- Information
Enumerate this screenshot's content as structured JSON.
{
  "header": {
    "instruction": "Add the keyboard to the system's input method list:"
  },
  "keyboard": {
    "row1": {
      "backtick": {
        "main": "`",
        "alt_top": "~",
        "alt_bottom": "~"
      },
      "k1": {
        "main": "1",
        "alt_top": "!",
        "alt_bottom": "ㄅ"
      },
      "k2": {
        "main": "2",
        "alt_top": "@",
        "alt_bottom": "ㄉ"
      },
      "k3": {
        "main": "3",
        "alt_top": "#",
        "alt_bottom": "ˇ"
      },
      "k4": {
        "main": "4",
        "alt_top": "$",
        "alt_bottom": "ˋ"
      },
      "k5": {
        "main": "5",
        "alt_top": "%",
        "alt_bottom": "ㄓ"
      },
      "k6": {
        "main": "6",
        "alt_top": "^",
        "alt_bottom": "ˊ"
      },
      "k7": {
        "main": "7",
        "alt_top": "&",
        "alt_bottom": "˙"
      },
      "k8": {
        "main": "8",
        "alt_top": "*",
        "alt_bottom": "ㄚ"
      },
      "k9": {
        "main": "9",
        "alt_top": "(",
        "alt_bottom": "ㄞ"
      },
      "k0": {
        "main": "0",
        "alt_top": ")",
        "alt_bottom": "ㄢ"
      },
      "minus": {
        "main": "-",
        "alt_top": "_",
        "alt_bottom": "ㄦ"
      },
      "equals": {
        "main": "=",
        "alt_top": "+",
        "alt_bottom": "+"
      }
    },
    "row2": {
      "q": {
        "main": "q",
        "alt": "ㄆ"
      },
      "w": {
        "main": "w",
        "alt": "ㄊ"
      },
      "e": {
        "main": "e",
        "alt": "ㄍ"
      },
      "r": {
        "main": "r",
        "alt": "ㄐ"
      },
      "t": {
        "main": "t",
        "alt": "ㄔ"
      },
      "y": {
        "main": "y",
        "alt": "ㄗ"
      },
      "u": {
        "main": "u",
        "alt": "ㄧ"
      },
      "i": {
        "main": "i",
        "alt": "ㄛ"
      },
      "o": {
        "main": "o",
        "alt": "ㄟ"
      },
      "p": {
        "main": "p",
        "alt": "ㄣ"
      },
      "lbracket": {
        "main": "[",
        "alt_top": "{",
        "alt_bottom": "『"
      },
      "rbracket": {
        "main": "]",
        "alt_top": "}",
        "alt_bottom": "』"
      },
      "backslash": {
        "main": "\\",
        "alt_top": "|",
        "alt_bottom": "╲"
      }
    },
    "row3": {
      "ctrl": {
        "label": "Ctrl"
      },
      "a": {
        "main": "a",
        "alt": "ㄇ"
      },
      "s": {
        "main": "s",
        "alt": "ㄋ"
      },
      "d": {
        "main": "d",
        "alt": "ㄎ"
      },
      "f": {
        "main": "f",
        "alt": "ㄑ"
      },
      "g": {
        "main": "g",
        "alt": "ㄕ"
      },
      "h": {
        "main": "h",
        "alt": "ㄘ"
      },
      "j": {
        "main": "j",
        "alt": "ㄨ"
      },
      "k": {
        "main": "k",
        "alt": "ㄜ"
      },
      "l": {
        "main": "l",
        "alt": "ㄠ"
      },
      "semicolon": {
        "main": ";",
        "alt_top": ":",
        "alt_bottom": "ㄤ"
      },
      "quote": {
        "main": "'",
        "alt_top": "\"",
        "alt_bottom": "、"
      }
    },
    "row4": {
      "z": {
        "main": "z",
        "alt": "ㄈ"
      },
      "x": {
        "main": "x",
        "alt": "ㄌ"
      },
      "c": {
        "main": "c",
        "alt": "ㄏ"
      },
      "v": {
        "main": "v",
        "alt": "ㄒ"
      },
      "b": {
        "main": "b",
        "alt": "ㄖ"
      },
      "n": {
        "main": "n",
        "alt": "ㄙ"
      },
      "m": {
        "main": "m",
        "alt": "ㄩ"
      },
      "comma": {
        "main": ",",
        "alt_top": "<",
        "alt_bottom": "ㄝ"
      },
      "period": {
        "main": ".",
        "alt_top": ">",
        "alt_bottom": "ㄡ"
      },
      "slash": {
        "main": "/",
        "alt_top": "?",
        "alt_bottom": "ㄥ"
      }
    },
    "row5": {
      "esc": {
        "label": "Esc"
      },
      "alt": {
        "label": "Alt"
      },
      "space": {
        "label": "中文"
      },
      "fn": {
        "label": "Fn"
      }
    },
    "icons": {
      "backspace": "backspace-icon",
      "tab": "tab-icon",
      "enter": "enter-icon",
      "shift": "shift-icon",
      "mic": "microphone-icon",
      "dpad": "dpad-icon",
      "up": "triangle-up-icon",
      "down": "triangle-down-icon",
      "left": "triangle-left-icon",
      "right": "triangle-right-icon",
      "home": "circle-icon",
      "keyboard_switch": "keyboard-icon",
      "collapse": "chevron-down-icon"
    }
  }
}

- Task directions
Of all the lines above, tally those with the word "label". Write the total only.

- Exercise result
5